═══ Supplied information ═══

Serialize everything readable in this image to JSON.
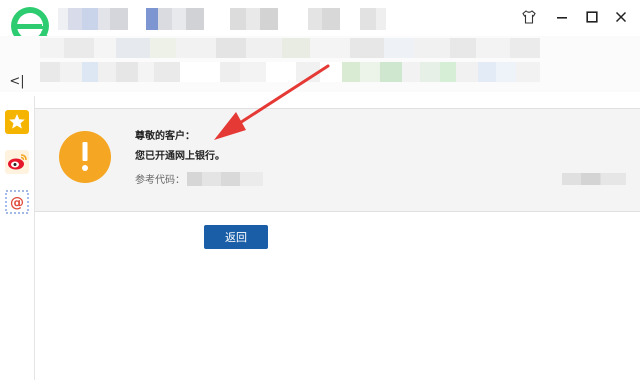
{
  "window": {
    "controls": {
      "skin": "skin-icon",
      "minimize": "minimize-icon",
      "maximize": "maximize-icon",
      "close": "close-icon"
    }
  },
  "sidebar": {
    "items": [
      {
        "name": "favorites-star-icon",
        "color": "#f5b400"
      },
      {
        "name": "weibo-icon",
        "color": "#e6162d"
      },
      {
        "name": "email-at-icon",
        "color": "#e04a3a"
      }
    ],
    "collapse_glyph": "<|"
  },
  "notice": {
    "icon": "exclamation-icon",
    "icon_color": "#f5a623",
    "greeting": "尊敬的客户：",
    "message": "您已开通网上银行。",
    "ref_label": "参考代码："
  },
  "actions": {
    "return_label": "返回",
    "return_color": "#1b5ea8"
  },
  "annotation": {
    "arrow_color": "#e53935"
  }
}
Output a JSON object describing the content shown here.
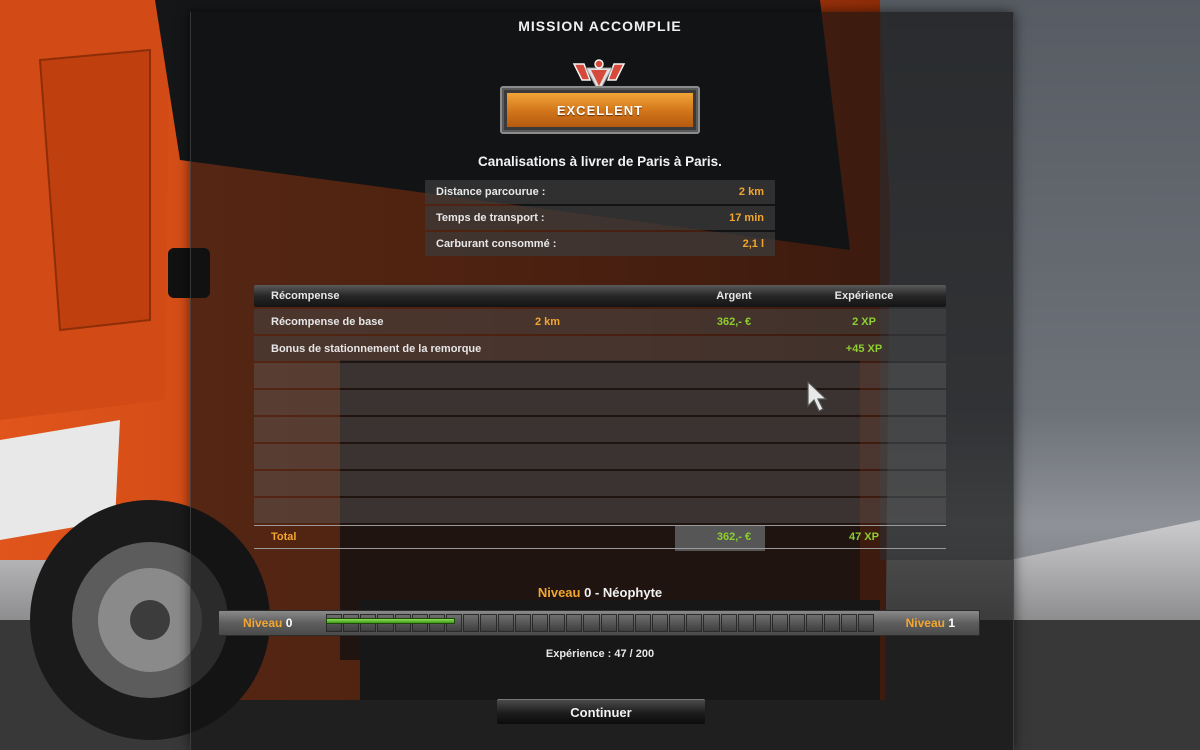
{
  "header": {
    "title": "MISSION ACCOMPLIE"
  },
  "rating": {
    "label": "EXCELLENT"
  },
  "job": {
    "description": "Canalisations à livrer de Paris à Paris."
  },
  "stats": [
    {
      "label": "Distance parcourue :",
      "value": "2 km"
    },
    {
      "label": "Temps de transport :",
      "value": "17 min"
    },
    {
      "label": "Carburant consommé :",
      "value": "2,1 l"
    }
  ],
  "rewards": {
    "headers": {
      "name": "Récompense",
      "money": "Argent",
      "xp": "Expérience"
    },
    "rows": [
      {
        "name": "Récompense de base",
        "distance": "2 km",
        "money": "362,- €",
        "xp": "2 XP"
      },
      {
        "name": "Bonus de stationnement de la remorque",
        "distance": "",
        "money": "",
        "xp": "+45 XP"
      }
    ],
    "empty_rows": 6,
    "total": {
      "label": "Total",
      "money": "362,- €",
      "xp": "47 XP"
    }
  },
  "level": {
    "prefix": "Niveau",
    "current": "0",
    "separator": " - ",
    "rank": "Néophyte",
    "bar_left_label": "Niveau",
    "bar_left_value": "0",
    "bar_right_label": "Niveau",
    "bar_right_value": "1",
    "segments": 32,
    "progress_fraction": 0.235,
    "xp_text": "Expérience : 47 / 200"
  },
  "actions": {
    "continue_label": "Continuer"
  },
  "colors": {
    "accent": "#f3a62f",
    "positive": "#8ccf2e",
    "truck": "#c8400f",
    "badge": "#d0741a"
  }
}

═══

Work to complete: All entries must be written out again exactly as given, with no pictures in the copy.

Answer:
Serialize everything readable in this image to JSON.
{
  "window": {
    "controls": {
      "skin": "skin-icon",
      "minimize": "minimize-icon",
      "maximize": "maximize-icon",
      "close": "close-icon"
    }
  },
  "sidebar": {
    "items": [
      {
        "name": "favorites-star-icon",
        "color": "#f5b400"
      },
      {
        "name": "weibo-icon",
        "color": "#e6162d"
      },
      {
        "name": "email-at-icon",
        "color": "#e04a3a"
      }
    ],
    "collapse_glyph": "<|"
  },
  "notice": {
    "icon": "exclamation-icon",
    "icon_color": "#f5a623",
    "greeting": "尊敬的客户：",
    "message": "您已开通网上银行。",
    "ref_label": "参考代码："
  },
  "actions": {
    "return_label": "返回",
    "return_color": "#1b5ea8"
  },
  "annotation": {
    "arrow_color": "#e53935"
  }
}
Output a JSON object describing the content shown here.
{
  "header": {
    "title": "MISSION ACCOMPLIE"
  },
  "rating": {
    "label": "EXCELLENT"
  },
  "job": {
    "description": "Canalisations à livrer de Paris à Paris."
  },
  "stats": [
    {
      "label": "Distance parcourue :",
      "value": "2 km"
    },
    {
      "label": "Temps de transport :",
      "value": "17 min"
    },
    {
      "label": "Carburant consommé :",
      "value": "2,1 l"
    }
  ],
  "rewards": {
    "headers": {
      "name": "Récompense",
      "money": "Argent",
      "xp": "Expérience"
    },
    "rows": [
      {
        "name": "Récompense de base",
        "distance": "2 km",
        "money": "362,- €",
        "xp": "2 XP"
      },
      {
        "name": "Bonus de stationnement de la remorque",
        "distance": "",
        "money": "",
        "xp": "+45 XP"
      }
    ],
    "empty_rows": 6,
    "total": {
      "label": "Total",
      "money": "362,- €",
      "xp": "47 XP"
    }
  },
  "level": {
    "prefix": "Niveau",
    "current": "0",
    "separator": " - ",
    "rank": "Néophyte",
    "bar_left_label": "Niveau",
    "bar_left_value": "0",
    "bar_right_label": "Niveau",
    "bar_right_value": "1",
    "segments": 32,
    "progress_fraction": 0.235,
    "xp_text": "Expérience : 47 / 200"
  },
  "actions": {
    "continue_label": "Continuer"
  },
  "colors": {
    "accent": "#f3a62f",
    "positive": "#8ccf2e",
    "truck": "#c8400f",
    "badge": "#d0741a"
  }
}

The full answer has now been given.